New Haven’s new City Plan Commission director hit the ground running Monday — her first day on the job.
Aicha Woods, the recently appointed director, delivered a presentation on zoning and development in three of the Elm City’s key corridors and answered questions about a persistent point of contention for New Haven — how to balance economic development and affordability.
“One of the limitations [to economic development] we’ve heard over and over again is the zoning,” Woods told attendees at the beginning of the presentation. “[We hope for] connections between downtown and these neighborhoods.”
City staffers presented zoning concepts and proposals for three of New Haven’s commercial corridors on Dixwell, Grand and Whalley avenues. At the meeting, officials provided updates and options to about 30 attendees and listened to feedback. They also hosted discussions specific to each of the three corridors and highlighted potential methods of growth — all largely through the revision of zoning codes. Attendees — which included two candidates looking to challenge Mayor Toni Harp in this year’s election — grilled Woods and her team on whether the proposed zoning would take into account low-income individuals and their housing needs, particularly in the specific corridors’ traditionally affordable neighborhoods.
The city’s zoning laws — which dictate how land throughout the city can be used — have not been thoroughly updated since the middle of the 20th century. As city staffers stressed, these laws have largely been impediments to the growth and development that would fit New Haven’s current needs.
New Haven’s zoning, unlike that of most urban areas, favors the separation of land uses, city staffers explained. Such codes tend to keep, for example, the construction of mixed-use developments minimal. The city’s current zoning laws also prioritize one metric specifically: floor area ratio, which compares square footage to size of the land parcel without regard for other factors that can vastly change a building, such as height or yard space.
The corridors on Grand and Dixwell avenues — the stretches of streets leading into the downtown area — are both currently listed as BA zones, while the Whalley Avenue corridor currently is zoned as BB. BA and BB designations are almost identical, though the latter allows for more automotive businesses. Both designations limit floor area ratio occupancy in the neighborhood to 2.0. The primary concrete proposal on Monday was to designate all three corridors in question as BD — the current zoning for downtown — which would raise the floor area occupancy to 6.0 and remove other requirements such as parking spaces.
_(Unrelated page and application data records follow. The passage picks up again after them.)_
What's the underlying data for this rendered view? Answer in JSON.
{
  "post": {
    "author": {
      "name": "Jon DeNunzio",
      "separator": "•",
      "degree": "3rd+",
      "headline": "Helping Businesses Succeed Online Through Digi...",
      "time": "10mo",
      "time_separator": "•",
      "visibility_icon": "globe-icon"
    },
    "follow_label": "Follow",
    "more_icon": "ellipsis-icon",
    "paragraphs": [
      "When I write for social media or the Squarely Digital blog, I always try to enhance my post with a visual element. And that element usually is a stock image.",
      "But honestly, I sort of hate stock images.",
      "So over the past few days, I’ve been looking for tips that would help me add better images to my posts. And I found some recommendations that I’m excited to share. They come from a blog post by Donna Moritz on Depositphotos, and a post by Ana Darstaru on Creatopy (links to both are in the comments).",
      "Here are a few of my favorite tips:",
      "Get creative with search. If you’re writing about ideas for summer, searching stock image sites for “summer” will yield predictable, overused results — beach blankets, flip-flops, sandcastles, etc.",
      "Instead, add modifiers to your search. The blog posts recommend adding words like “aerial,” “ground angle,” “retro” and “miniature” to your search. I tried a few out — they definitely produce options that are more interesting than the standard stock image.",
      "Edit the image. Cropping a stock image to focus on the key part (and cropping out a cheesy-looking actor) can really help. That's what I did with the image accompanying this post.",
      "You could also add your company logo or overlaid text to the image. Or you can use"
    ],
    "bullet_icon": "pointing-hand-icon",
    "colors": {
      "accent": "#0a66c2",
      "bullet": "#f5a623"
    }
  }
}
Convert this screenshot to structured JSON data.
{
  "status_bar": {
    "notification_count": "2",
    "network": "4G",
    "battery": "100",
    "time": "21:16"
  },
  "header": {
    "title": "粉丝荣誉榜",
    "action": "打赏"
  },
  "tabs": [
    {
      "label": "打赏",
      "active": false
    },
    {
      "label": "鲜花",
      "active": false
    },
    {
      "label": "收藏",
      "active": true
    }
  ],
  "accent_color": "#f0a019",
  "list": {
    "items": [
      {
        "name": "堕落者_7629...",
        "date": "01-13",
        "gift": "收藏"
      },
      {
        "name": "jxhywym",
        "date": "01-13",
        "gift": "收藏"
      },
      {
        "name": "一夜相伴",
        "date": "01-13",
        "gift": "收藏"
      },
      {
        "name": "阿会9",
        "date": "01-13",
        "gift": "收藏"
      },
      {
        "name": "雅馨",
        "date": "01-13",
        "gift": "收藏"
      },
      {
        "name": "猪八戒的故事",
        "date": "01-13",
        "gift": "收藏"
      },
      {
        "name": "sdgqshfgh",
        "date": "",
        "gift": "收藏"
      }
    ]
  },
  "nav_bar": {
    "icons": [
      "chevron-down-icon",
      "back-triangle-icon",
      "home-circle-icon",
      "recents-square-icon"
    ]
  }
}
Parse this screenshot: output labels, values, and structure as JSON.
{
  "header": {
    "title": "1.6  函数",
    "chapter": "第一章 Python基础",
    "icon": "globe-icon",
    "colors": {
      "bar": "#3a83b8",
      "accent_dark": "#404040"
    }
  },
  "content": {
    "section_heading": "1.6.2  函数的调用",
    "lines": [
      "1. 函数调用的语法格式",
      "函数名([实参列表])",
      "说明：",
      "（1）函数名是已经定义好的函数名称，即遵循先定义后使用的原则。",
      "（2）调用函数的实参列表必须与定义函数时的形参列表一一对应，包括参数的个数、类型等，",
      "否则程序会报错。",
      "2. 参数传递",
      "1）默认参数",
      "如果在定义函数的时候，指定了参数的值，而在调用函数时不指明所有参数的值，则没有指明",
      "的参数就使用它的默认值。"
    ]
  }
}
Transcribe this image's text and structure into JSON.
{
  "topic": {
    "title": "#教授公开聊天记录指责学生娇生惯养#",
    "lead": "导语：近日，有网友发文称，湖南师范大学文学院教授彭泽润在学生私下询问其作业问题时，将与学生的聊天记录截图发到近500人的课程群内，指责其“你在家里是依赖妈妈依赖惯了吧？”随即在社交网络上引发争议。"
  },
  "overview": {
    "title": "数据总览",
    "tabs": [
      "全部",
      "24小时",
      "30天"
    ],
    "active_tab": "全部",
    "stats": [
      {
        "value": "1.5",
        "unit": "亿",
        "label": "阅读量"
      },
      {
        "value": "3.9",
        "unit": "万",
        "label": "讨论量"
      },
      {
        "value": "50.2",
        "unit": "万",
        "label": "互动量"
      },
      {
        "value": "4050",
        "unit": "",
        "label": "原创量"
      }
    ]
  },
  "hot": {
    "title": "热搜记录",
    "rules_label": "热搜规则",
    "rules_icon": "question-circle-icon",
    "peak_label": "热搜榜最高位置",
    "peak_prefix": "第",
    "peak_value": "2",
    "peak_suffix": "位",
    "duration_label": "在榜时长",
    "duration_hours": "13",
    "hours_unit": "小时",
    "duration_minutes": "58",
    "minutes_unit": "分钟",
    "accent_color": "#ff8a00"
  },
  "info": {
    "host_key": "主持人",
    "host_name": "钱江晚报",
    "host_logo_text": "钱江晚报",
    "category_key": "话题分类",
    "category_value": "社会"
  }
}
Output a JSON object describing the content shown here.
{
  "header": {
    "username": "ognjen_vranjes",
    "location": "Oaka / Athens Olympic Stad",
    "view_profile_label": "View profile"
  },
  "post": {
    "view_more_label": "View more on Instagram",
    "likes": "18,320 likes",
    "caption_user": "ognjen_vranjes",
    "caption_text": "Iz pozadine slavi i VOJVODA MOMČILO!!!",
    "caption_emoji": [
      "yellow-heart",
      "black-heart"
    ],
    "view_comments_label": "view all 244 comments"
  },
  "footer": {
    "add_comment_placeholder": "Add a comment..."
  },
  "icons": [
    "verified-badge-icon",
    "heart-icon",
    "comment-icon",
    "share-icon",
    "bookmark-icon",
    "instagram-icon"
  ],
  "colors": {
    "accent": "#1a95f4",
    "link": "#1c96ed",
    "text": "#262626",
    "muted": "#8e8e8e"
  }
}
City staffers stressed that all proposals and graphics were merely ideas and that the primary purpose of the meeting was for “discussion.” While the staffers said that they only sought to receive feedback, some attendees were skeptical.
Frederick Streets, a senior pastor at the Dixwell Congregational Church — which is located in the proposed Dixwell corridor — called into question city officials’ “asking people for input [when] there’s already things going on.” Given that the city has already decided major planned developments in his neighborhood, Streets questioned how much city residents’ voices mattered relative to those of developers or other entities.
Grand, Dixwell and Whalley avenues are all populated neighborhoods, and proposals to change zoning and initiate development would affect their current populations. Attendees were particularly concerned about issues surrounding affordability and housing. New Haven has long struggled with striking the right balance between new economic development and affordable housing.
Kerry Ellington, a local community organizer, pointed out that all three areas are currently far more accessible than other neighborhoods. Ellington explained that despite the city touting several new developments — many of them publicized as including affordable units — in recent years, she herself could “not afford” most of them.
Beyond disputes over what the definition of “affordable housing” ought to be, attendees seemed to agree with Ellington that the city must answer the question of how measures such as increasing building density would impact housing for those at the lowest end of the income scale.
Although city staffers said that those were issues that would continue to be taken into account, some in attendance questioned how such fundamental issues could be separated from any questions related to development in the region.
Johnny Shively, a member of the Downtown-Wooster Square Community Management Team, called any discussions over the future of development in the corridors that did not address questions of accessibility “an incomplete conversation.” Discussions on development in the neighborhoods, he said, needed to include “answers [as to] how we are going to protect low-income residents.”
The city of New Haven includes 18.7 square miles of land.
Angela Xiao | firstname.lastname@example.org